◆ Task directions
Scan the entries below line by line and state how many lines contain the string "this", giving only the number.

◆ The data

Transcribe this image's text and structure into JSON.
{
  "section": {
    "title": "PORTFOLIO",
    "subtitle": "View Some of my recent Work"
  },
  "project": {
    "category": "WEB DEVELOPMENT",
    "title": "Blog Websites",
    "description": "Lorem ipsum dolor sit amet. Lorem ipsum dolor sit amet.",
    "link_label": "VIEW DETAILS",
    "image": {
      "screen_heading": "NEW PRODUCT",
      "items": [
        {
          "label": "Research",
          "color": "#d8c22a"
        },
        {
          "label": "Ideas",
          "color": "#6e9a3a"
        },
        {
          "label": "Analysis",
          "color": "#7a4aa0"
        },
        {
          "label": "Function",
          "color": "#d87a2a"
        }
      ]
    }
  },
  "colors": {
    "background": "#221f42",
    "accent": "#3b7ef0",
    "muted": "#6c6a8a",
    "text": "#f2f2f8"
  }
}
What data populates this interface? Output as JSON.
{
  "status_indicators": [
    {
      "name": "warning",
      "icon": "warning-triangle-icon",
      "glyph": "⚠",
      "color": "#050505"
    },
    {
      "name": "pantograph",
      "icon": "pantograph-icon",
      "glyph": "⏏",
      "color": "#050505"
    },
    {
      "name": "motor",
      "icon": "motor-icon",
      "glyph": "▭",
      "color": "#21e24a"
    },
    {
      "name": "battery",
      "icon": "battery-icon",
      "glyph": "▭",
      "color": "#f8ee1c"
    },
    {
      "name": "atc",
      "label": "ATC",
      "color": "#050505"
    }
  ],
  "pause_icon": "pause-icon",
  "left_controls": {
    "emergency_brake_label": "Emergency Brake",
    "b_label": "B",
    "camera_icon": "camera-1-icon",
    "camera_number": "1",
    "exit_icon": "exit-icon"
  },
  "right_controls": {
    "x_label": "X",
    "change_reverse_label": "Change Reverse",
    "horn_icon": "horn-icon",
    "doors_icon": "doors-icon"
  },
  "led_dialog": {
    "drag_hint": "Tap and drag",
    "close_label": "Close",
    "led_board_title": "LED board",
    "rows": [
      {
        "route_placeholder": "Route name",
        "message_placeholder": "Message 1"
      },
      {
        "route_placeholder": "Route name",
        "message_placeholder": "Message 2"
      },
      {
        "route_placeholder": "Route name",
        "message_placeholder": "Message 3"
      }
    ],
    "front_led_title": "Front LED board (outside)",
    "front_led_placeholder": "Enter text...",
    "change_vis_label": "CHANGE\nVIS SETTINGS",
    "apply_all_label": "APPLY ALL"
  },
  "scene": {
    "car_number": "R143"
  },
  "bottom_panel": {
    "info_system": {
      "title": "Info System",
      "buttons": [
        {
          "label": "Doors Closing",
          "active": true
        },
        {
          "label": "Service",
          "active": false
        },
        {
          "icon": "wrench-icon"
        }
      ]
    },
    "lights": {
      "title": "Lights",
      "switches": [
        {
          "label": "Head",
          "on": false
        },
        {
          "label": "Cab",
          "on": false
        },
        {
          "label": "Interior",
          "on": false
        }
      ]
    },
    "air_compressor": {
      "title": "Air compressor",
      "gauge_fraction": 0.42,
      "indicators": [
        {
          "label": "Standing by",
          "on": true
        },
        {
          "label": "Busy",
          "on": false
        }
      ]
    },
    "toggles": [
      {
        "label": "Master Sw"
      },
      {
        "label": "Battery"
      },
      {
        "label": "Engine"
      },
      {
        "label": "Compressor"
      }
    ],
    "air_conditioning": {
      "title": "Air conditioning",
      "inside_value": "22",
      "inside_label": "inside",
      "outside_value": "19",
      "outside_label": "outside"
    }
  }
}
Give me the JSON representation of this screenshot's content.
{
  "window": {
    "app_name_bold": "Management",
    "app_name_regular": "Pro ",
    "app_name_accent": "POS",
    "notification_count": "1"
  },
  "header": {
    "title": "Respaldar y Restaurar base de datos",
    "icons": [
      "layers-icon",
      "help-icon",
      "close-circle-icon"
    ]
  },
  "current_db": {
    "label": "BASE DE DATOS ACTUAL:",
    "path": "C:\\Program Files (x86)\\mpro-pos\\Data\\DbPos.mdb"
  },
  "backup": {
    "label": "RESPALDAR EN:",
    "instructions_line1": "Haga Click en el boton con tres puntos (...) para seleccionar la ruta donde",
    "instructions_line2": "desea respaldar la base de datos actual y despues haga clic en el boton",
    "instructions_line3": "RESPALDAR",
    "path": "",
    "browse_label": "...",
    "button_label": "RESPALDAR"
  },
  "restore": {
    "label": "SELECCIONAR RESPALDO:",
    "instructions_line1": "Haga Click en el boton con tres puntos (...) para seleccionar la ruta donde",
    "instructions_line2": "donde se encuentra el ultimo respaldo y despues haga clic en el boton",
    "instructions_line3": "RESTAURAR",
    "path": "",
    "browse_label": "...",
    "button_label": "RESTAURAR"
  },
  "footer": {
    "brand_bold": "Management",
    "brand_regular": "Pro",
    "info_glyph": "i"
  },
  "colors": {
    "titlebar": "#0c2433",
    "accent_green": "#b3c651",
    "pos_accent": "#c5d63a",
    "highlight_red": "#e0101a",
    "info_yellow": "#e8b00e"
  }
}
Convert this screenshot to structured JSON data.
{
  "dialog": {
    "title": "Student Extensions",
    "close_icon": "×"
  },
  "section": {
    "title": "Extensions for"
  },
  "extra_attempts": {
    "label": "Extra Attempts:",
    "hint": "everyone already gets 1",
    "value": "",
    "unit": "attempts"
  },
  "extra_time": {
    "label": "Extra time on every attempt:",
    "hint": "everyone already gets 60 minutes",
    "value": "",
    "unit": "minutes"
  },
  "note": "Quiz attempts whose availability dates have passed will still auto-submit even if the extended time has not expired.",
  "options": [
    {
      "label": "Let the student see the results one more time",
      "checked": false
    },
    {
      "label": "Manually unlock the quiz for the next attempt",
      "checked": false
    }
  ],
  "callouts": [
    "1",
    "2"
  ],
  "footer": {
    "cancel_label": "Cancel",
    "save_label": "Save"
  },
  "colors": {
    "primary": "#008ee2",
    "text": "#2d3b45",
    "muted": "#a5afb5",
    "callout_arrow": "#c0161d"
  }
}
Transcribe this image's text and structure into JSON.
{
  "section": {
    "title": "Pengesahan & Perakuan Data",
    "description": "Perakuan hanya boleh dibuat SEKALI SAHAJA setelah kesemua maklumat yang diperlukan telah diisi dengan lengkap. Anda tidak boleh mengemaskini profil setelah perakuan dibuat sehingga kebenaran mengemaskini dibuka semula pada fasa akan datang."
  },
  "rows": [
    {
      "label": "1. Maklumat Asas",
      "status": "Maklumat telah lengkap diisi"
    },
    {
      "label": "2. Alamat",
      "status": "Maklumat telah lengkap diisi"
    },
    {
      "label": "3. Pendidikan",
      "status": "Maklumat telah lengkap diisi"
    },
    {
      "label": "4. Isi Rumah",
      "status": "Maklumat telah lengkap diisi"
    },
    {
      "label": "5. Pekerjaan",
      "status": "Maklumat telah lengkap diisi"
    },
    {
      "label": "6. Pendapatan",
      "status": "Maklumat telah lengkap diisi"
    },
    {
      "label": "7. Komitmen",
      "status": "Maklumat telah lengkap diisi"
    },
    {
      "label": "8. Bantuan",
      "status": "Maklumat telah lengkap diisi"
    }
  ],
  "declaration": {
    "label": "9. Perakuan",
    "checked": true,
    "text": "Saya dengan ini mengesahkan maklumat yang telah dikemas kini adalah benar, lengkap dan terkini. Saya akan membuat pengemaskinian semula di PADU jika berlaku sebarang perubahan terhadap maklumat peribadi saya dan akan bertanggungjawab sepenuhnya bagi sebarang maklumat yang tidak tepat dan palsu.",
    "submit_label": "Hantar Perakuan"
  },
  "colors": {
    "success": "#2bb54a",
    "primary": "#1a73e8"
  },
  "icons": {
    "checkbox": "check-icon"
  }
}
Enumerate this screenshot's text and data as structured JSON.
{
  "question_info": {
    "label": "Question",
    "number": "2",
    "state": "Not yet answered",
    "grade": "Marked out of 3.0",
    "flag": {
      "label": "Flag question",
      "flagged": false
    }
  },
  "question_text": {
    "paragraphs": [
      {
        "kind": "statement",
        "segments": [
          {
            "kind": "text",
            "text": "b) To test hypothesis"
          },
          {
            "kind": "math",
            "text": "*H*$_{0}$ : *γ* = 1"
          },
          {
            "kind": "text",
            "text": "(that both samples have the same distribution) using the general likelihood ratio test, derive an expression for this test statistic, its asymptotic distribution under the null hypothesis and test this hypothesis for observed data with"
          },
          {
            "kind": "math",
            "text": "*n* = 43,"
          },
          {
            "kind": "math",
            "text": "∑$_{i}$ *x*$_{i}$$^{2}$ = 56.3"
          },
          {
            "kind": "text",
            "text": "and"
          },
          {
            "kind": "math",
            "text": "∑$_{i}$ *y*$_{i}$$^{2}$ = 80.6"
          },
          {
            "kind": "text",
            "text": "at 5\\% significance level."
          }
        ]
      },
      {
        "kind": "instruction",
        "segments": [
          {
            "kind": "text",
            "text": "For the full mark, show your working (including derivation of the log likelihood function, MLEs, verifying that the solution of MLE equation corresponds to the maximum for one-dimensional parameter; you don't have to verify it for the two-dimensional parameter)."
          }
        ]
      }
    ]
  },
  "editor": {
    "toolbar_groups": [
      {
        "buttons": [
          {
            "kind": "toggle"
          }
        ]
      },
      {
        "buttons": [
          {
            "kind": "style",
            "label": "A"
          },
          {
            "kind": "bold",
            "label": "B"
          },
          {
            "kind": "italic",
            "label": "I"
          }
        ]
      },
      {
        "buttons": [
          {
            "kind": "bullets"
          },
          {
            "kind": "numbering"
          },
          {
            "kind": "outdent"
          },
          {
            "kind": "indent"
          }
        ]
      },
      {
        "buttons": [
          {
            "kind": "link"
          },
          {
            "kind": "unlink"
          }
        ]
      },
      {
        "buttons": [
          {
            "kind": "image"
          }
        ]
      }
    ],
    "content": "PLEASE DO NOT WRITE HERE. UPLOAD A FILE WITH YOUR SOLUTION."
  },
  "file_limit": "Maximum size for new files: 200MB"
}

◆ Your solution
7